§ **What the exercise asks**: Write out every line below that includes the word "Aktive".

§ **Records for the task**:
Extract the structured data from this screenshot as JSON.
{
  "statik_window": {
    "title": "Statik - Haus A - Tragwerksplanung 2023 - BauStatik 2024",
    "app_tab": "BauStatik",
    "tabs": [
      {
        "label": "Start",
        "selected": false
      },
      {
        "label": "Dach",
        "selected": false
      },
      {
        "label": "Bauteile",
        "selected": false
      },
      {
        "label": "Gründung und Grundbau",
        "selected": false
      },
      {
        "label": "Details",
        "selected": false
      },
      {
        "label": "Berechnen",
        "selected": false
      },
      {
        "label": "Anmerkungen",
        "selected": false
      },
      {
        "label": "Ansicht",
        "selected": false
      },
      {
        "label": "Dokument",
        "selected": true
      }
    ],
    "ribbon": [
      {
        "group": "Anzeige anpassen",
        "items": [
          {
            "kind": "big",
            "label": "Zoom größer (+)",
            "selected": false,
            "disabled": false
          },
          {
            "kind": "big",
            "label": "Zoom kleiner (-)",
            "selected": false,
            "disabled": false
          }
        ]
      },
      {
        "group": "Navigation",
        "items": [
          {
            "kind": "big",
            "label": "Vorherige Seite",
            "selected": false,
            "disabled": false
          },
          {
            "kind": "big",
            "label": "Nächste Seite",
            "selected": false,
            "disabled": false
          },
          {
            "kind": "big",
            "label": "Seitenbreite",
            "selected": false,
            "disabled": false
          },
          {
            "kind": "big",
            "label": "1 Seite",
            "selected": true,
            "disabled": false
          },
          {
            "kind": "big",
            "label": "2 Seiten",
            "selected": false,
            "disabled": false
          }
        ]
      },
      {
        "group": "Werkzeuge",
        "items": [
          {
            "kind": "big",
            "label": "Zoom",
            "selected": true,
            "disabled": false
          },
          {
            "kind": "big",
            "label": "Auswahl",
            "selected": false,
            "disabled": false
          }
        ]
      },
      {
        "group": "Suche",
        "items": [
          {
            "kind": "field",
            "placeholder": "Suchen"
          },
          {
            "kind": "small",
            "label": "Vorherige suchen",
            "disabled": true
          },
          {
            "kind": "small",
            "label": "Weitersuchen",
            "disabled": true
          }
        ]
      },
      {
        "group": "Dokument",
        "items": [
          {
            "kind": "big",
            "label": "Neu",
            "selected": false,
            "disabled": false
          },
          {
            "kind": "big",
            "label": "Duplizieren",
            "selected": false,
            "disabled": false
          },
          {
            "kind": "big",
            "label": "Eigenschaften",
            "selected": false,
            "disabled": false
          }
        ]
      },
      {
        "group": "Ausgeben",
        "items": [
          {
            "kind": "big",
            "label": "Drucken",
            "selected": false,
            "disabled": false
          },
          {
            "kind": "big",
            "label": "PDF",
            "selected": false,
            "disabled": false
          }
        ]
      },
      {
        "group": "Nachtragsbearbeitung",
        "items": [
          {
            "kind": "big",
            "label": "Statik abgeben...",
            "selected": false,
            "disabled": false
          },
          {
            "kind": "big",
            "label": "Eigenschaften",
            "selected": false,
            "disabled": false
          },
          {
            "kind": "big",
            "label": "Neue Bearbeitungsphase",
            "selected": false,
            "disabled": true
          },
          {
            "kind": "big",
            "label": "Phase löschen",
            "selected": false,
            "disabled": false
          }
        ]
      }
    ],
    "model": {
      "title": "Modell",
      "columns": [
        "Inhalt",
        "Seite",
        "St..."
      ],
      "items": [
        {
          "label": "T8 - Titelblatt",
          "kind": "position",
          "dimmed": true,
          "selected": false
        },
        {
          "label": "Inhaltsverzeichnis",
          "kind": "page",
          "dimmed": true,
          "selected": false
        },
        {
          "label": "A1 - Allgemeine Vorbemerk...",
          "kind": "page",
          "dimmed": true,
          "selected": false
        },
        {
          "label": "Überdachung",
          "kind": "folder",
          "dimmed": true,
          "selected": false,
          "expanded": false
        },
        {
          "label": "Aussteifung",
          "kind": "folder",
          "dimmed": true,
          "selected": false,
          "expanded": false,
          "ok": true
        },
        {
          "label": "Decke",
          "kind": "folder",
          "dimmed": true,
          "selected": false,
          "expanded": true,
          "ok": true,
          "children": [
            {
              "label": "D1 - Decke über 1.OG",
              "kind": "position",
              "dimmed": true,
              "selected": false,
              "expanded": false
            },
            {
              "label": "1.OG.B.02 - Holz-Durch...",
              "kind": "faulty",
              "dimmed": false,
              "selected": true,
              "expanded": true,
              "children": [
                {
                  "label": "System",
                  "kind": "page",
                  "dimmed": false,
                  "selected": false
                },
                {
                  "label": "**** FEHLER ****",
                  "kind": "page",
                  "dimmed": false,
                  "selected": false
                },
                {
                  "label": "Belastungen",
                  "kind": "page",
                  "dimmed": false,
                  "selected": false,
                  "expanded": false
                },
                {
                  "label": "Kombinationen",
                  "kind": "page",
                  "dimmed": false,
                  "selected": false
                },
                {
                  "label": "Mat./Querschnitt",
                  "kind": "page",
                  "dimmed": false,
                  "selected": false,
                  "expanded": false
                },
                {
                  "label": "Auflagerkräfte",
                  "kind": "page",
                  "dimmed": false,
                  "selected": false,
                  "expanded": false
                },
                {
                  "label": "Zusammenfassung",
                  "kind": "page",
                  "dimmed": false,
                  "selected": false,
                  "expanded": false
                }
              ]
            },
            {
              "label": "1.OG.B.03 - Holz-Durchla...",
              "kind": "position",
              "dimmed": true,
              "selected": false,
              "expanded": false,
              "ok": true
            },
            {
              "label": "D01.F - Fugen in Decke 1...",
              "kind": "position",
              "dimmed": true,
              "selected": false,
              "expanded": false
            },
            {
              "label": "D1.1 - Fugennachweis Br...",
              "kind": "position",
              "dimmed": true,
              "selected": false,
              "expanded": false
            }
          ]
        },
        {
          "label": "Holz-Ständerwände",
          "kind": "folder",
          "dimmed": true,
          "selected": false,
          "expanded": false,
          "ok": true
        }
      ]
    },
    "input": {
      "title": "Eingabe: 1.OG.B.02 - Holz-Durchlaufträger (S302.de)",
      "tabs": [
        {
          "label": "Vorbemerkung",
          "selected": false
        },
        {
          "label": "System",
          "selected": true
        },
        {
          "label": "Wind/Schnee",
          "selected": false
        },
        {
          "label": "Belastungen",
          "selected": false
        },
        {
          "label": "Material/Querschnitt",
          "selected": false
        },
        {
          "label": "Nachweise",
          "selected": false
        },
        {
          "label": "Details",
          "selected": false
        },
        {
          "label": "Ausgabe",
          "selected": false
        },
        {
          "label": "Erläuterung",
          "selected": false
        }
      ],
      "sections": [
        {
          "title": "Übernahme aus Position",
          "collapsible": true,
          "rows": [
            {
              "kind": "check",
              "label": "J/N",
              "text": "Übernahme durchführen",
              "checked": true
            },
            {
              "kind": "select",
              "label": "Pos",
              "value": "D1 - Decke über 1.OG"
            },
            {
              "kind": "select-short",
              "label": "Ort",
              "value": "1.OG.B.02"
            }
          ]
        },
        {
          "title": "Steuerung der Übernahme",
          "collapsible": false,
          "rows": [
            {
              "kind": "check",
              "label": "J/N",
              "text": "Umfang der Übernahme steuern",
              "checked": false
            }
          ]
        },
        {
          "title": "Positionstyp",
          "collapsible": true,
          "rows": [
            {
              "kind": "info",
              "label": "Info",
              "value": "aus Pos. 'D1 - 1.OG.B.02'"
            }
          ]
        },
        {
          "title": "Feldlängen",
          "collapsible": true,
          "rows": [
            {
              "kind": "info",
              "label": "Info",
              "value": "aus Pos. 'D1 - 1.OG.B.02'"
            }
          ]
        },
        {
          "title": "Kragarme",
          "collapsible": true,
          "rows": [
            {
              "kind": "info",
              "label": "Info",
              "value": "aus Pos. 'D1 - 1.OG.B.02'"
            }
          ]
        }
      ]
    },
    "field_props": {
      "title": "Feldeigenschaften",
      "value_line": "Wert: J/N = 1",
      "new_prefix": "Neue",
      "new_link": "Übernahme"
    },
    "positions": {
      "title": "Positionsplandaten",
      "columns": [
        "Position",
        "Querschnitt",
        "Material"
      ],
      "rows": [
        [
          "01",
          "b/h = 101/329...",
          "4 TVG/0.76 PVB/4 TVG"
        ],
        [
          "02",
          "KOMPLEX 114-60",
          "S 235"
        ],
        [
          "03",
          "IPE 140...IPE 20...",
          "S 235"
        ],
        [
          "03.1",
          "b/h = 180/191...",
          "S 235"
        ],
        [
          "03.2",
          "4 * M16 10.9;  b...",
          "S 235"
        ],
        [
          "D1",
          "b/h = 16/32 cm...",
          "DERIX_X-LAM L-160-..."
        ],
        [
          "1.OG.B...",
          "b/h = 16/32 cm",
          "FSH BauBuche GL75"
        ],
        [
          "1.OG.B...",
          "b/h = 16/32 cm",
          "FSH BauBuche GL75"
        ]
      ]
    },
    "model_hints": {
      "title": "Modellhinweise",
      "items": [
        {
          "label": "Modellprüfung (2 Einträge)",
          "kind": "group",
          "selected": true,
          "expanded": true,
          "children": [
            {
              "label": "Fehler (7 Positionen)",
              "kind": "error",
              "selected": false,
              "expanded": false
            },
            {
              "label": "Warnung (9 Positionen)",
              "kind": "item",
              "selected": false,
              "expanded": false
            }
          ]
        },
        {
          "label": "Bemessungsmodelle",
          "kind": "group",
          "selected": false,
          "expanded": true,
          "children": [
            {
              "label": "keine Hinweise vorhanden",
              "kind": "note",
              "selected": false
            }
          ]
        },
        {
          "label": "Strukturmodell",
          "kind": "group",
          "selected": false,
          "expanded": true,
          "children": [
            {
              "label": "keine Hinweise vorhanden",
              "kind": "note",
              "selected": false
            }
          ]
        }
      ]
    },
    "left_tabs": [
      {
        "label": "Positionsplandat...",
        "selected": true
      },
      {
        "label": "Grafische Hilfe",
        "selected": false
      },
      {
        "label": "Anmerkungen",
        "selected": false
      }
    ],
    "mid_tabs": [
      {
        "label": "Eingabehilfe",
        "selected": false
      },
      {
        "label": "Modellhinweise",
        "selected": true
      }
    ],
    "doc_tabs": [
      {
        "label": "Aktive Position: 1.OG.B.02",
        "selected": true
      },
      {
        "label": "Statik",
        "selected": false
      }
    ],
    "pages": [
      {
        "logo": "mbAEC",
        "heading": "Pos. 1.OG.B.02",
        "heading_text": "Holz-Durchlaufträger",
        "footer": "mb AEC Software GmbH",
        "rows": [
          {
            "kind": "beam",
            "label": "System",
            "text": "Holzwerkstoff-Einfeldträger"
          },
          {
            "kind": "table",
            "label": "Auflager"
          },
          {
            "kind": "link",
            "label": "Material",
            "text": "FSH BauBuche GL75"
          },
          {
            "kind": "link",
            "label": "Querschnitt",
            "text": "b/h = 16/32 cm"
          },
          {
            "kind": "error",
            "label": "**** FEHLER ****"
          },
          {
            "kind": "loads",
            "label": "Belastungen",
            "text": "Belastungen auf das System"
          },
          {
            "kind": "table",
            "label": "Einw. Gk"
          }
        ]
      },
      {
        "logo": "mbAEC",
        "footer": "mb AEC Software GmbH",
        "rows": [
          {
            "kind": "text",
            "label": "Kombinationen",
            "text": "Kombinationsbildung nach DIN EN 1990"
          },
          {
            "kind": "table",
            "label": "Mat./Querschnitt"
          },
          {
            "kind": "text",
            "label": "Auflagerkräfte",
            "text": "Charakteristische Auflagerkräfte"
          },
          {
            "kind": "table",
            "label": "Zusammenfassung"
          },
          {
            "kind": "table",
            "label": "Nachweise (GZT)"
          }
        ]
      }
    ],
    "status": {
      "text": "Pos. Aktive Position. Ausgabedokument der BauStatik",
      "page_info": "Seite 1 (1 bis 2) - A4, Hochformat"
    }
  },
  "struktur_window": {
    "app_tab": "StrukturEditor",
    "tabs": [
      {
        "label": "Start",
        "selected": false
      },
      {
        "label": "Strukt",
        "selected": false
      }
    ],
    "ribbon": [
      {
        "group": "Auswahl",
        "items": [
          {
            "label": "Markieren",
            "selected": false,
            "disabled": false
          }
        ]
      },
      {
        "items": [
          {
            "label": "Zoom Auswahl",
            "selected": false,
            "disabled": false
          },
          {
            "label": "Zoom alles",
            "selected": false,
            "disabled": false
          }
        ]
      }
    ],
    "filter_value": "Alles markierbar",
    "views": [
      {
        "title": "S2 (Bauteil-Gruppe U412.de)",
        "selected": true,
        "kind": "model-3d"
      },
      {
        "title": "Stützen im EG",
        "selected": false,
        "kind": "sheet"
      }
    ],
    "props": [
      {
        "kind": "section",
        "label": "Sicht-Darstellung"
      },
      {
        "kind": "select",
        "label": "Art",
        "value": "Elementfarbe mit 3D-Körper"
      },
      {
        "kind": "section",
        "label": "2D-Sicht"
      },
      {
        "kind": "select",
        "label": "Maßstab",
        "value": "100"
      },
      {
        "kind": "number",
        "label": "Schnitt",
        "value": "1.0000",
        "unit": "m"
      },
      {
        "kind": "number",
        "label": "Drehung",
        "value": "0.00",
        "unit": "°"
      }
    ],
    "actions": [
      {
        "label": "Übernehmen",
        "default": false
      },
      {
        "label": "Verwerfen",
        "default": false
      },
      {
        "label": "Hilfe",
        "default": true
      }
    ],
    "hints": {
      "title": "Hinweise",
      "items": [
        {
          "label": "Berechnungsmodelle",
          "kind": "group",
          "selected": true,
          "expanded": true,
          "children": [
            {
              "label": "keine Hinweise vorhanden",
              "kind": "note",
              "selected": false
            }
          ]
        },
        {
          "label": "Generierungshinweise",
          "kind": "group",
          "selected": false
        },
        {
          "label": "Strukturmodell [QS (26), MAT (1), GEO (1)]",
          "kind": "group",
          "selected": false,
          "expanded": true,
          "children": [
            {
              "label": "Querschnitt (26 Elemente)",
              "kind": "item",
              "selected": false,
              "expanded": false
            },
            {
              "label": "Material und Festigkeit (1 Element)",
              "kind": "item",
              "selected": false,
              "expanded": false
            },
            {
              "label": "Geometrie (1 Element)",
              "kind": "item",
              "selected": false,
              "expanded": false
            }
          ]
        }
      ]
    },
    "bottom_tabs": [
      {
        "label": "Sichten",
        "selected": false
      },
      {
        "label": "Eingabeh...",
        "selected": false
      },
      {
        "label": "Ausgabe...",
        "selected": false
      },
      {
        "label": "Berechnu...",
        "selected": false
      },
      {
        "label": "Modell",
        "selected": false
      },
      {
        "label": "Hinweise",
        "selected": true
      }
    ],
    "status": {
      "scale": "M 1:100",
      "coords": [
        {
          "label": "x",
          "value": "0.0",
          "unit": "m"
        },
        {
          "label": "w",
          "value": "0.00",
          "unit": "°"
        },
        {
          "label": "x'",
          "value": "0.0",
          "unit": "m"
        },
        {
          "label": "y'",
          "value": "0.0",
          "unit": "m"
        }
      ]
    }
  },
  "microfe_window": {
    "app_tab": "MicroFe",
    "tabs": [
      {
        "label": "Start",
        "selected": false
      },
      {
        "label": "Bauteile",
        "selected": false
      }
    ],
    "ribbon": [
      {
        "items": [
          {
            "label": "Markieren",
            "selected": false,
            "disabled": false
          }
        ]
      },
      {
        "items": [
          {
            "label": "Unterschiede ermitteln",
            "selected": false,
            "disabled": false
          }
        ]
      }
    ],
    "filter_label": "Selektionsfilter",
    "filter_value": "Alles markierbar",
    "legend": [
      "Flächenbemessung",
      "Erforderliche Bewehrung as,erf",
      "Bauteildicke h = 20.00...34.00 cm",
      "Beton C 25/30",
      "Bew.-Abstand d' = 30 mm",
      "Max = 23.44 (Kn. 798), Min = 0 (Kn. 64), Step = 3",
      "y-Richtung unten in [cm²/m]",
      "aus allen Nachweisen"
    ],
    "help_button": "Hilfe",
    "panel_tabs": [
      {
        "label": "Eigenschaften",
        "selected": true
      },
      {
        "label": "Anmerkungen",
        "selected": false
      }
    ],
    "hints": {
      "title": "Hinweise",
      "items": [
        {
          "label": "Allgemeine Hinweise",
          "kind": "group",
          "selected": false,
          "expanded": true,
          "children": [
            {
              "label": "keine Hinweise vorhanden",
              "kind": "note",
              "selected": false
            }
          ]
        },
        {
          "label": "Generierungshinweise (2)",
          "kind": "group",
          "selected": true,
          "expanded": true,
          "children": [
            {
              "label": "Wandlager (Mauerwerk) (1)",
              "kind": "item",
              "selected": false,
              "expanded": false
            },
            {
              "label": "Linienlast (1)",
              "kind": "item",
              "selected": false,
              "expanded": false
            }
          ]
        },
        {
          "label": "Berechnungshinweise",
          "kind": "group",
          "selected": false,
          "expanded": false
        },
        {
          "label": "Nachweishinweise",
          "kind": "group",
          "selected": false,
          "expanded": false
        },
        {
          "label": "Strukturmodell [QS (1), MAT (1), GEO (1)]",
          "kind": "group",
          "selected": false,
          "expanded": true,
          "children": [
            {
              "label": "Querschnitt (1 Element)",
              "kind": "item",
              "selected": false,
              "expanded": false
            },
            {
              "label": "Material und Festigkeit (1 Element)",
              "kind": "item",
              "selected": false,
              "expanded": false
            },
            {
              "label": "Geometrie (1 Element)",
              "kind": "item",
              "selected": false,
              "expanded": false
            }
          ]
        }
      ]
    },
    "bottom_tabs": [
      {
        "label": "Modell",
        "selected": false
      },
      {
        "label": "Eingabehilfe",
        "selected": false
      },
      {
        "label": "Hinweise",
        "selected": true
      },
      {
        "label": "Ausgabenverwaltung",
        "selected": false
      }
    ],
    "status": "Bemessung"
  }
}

§ **Exercise solution**:
        "label": "Aktive Position: 1.OG.B.02",
      "text": "Pos. Aktive Position. Ausgabedokument der BauStatik",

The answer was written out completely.